The vast majority of history books are about countries, states, and governments ruling over their citizens, while this book is about the people who refused to be governed and instead form communities in isolated places to protect their freedoms.
Anarchy is often used in a negative way to express a state of chaos and disorder. Anarchy comes from Greek meaning, “without a leader” it is only pessimistic people who believe that living without a leader would mean chaos and disorder. Optimists think that humanity can not only survive but thrive without leaders and governments because people will come together for the collective well-being of everyone.
The author, James C. Scott provides a well-researched book that describes the lives of these anarchic communities living in Southeast Asia in a region known as Zomia which includes parts of various countries like, Vietnam, Laos, Cambodia, Myanmar, India, Myanmar, and China.
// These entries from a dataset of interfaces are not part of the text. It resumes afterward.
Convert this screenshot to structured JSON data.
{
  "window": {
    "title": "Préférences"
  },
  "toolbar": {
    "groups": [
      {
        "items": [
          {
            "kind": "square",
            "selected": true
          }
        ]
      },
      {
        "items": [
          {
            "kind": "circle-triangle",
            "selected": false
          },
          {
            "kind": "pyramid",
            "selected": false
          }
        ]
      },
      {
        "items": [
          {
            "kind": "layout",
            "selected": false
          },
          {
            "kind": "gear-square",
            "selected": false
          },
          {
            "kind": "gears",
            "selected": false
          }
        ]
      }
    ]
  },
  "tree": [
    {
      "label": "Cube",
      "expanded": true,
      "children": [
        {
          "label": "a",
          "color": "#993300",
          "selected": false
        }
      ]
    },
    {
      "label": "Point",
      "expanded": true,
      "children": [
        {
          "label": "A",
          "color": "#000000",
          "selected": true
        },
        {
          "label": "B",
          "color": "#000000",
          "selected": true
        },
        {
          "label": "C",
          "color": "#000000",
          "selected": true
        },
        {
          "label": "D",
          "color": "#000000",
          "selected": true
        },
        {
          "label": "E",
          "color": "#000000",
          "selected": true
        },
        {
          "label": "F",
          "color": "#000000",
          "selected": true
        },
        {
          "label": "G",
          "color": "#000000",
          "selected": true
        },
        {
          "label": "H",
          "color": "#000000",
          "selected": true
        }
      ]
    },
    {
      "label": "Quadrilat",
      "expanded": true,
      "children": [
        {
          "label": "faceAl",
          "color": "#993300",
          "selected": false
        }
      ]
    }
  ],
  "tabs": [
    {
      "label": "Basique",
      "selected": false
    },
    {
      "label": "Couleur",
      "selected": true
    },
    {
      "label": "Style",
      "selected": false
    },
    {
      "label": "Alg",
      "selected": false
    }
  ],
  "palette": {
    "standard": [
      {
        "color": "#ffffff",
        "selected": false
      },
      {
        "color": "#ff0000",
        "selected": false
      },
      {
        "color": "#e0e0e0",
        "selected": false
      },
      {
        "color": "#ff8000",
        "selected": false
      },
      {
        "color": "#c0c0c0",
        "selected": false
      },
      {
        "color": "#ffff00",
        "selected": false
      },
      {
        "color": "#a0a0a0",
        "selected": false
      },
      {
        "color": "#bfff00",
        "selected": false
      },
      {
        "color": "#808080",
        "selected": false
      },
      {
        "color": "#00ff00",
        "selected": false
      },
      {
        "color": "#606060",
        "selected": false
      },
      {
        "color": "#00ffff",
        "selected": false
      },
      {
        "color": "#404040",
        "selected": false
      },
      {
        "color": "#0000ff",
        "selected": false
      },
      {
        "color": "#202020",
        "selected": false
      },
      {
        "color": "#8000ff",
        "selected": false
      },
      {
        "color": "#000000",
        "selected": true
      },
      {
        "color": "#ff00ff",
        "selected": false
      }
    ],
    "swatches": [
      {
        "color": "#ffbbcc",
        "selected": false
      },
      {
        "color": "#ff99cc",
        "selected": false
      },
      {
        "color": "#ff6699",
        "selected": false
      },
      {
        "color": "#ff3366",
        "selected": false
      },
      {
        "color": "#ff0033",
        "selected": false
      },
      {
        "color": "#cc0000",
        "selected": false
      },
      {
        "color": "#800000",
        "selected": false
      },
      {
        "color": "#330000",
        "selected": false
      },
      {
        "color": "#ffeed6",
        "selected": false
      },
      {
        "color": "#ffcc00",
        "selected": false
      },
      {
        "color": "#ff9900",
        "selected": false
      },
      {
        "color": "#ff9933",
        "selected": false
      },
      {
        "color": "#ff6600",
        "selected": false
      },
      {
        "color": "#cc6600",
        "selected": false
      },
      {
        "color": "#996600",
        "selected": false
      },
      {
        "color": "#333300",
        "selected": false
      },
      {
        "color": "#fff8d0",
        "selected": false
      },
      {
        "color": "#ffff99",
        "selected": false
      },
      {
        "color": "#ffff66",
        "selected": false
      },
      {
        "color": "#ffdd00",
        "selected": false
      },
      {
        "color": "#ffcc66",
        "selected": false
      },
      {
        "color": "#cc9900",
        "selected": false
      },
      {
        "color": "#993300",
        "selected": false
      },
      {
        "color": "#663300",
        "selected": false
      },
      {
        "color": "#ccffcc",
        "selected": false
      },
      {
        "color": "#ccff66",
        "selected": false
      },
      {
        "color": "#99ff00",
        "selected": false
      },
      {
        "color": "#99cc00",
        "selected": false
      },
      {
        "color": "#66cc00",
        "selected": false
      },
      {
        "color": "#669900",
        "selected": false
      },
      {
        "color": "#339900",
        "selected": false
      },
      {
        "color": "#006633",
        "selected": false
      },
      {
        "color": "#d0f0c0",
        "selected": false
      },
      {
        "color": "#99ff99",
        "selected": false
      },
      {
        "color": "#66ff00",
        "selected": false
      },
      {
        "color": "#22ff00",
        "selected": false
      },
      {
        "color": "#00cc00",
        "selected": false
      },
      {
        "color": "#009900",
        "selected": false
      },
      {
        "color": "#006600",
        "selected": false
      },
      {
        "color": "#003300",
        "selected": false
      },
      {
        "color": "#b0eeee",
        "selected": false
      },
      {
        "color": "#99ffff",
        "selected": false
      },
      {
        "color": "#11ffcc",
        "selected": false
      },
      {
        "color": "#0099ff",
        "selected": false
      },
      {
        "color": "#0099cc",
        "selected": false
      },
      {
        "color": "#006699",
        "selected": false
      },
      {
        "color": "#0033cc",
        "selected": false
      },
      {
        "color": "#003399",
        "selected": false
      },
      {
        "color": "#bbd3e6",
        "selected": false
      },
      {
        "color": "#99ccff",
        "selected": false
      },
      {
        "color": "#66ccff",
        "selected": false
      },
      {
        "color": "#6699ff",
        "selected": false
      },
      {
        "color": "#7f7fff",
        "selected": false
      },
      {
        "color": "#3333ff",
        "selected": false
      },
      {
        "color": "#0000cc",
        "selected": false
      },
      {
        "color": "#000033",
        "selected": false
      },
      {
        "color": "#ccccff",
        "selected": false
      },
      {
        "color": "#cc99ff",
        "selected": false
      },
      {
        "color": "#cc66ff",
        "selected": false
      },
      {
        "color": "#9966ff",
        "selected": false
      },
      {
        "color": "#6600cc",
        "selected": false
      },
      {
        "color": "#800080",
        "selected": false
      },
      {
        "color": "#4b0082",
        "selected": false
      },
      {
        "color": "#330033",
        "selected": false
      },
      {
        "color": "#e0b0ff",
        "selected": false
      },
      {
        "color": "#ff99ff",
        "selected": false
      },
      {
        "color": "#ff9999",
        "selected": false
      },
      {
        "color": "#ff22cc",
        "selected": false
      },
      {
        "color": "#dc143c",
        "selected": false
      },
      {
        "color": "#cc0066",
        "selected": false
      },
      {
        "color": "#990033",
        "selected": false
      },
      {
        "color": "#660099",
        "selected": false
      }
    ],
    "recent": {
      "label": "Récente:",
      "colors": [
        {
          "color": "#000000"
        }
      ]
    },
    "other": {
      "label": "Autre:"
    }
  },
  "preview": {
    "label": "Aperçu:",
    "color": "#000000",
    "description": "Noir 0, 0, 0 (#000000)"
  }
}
There are many different communities that live in isolated highland villages, far away from center of government in order to protect their way of life. These communities are able to survive by growing crops that are easy to grow in high altitudes and require a minimum amount of maintenance. The heavy forested and mountainous region they live in provides security against states trying to conquer them because the terrain makes any attack difficult and not worth the cost. In addition, when any of these communities are under attack; it is easy for them to split up into smaller numbers and disperse into a new area.
One of the more interesting ways these communities repel state intervention is by having, “A highly egalitarian social structure that makes it difficult for a state to extend its rule through local chiefs and headmen. One of the key material conditions of egalitarian structure is open and equal access to subsistence resources.” When everyone shares the land’s resources, society becomes more equal and therefore little reason to revolt.
Modern society can learn a lot by studying these anarchist communities in Southeast Asia and hopefully begin to see the benefits of living in a society with less structure and more equality.